(Excerpts from an interface dataset)
================
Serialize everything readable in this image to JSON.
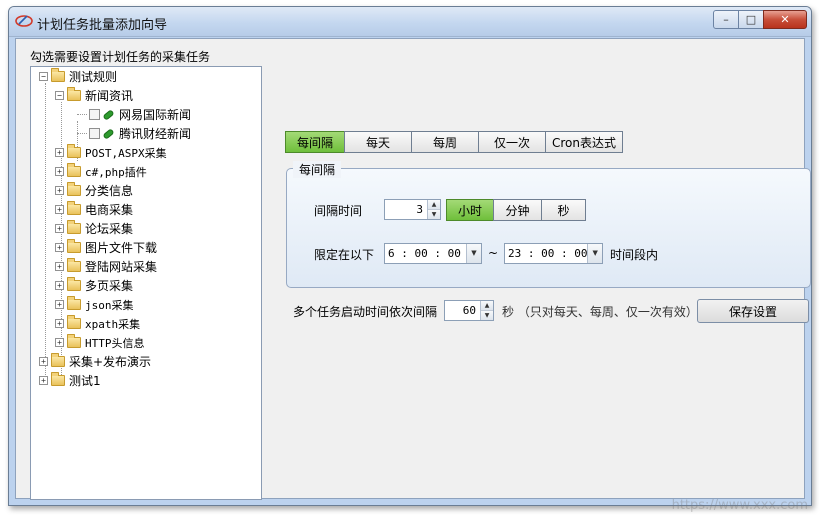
{
  "window": {
    "title": "计划任务批量添加向导",
    "min_glyph": "–",
    "max_glyph": "□",
    "close_glyph": "✕"
  },
  "left_panel": {
    "label": "勾选需要设置计划任务的采集任务",
    "tree": {
      "root": "测试规则",
      "news_group": "新闻资讯",
      "news_items": [
        "网易国际新闻",
        "腾讯财经新闻"
      ],
      "groups": [
        "POST,ASPX采集",
        "c#,php插件",
        "分类信息",
        "电商采集",
        "论坛采集",
        "图片文件下载",
        "登陆网站采集",
        "多页采集",
        "json采集",
        "xpath采集",
        "HTTP头信息"
      ],
      "top_others": [
        "采集+发布演示",
        "测试1"
      ],
      "expanded_glyph": "−",
      "collapsed_glyph": "+"
    }
  },
  "tabs": [
    "每间隔",
    "每天",
    "每周",
    "仅一次",
    "Cron表达式"
  ],
  "interval_group": {
    "title": "每间隔",
    "interval_label": "间隔时间",
    "interval_value": "3",
    "units": [
      "小时",
      "分钟",
      "秒"
    ],
    "range_label": "限定在以下",
    "start_time": "6 : 00 : 00",
    "tilde": "~",
    "end_time": "23 : 00 : 00",
    "range_suffix": "时间段内"
  },
  "stagger": {
    "label": "多个任务启动时间依次间隔",
    "value": "60",
    "suffix": "秒 （只对每天、每周、仅一次有效）"
  },
  "save_button": "保存设置",
  "watermark": "https://www.xxx.com",
  "colors": {
    "active_green": "#7cc646",
    "window_blue": "#bcd2ee"
  }
}
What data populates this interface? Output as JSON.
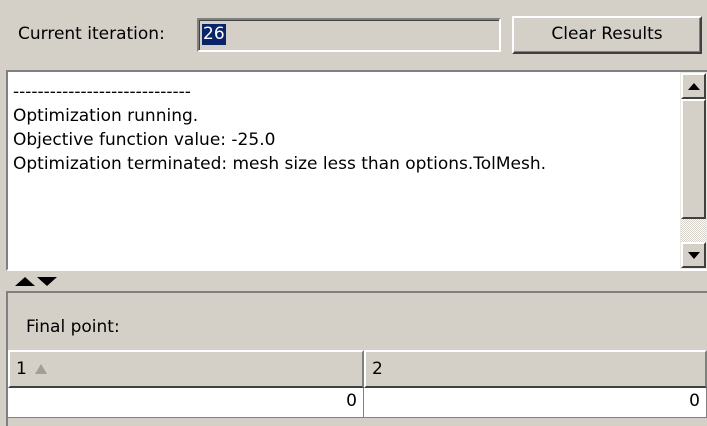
{
  "header": {
    "iteration_label": "Current iteration:",
    "iteration_value": "26",
    "clear_button_label": "Clear Results"
  },
  "log": {
    "lines": [
      "-----------------------------",
      "Optimization running.",
      "Objective function value: -25.0",
      "Optimization terminated: mesh size less than options.TolMesh."
    ]
  },
  "final_point": {
    "label": "Final point:",
    "columns": [
      "1",
      "2"
    ],
    "sorted_column_icon": "sort-ascending-icon",
    "rows": [
      [
        "0",
        "0"
      ]
    ]
  },
  "colors": {
    "panel_bg": "#d4d0c8",
    "selection_bg": "#0a246a",
    "selection_fg": "#ffffff",
    "text_area_bg": "#ffffff"
  }
}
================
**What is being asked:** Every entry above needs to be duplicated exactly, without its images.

**Solved problem:**
Serialize everything readable in this image to JSON.
{
  "window": {
    "title": "计划任务批量添加向导",
    "min_glyph": "–",
    "max_glyph": "□",
    "close_glyph": "✕"
  },
  "left_panel": {
    "label": "勾选需要设置计划任务的采集任务",
    "tree": {
      "root": "测试规则",
      "news_group": "新闻资讯",
      "news_items": [
        "网易国际新闻",
        "腾讯财经新闻"
      ],
      "groups": [
        "POST,ASPX采集",
        "c#,php插件",
        "分类信息",
        "电商采集",
        "论坛采集",
        "图片文件下载",
        "登陆网站采集",
        "多页采集",
        "json采集",
        "xpath采集",
        "HTTP头信息"
      ],
      "top_others": [
        "采集+发布演示",
        "测试1"
      ],
      "expanded_glyph": "−",
      "collapsed_glyph": "+"
    }
  },
  "tabs": [
    "每间隔",
    "每天",
    "每周",
    "仅一次",
    "Cron表达式"
  ],
  "interval_group": {
    "title": "每间隔",
    "interval_label": "间隔时间",
    "interval_value": "3",
    "units": [
      "小时",
      "分钟",
      "秒"
    ],
    "range_label": "限定在以下",
    "start_time": "6 : 00 : 00",
    "tilde": "~",
    "end_time": "23 : 00 : 00",
    "range_suffix": "时间段内"
  },
  "stagger": {
    "label": "多个任务启动时间依次间隔",
    "value": "60",
    "suffix": "秒 （只对每天、每周、仅一次有效）"
  },
  "save_button": "保存设置",
  "watermark": "https://www.xxx.com",
  "colors": {
    "active_green": "#7cc646",
    "window_blue": "#bcd2ee"
  }
}
What data populates this interface? Output as JSON.
{
  "header": {
    "iteration_label": "Current iteration:",
    "iteration_value": "26",
    "clear_button_label": "Clear Results"
  },
  "log": {
    "lines": [
      "-----------------------------",
      "Optimization running.",
      "Objective function value: -25.0",
      "Optimization terminated: mesh size less than options.TolMesh."
    ]
  },
  "final_point": {
    "label": "Final point:",
    "columns": [
      "1",
      "2"
    ],
    "sorted_column_icon": "sort-ascending-icon",
    "rows": [
      [
        "0",
        "0"
      ]
    ]
  },
  "colors": {
    "panel_bg": "#d4d0c8",
    "selection_bg": "#0a246a",
    "selection_fg": "#ffffff",
    "text_area_bg": "#ffffff"
  }
}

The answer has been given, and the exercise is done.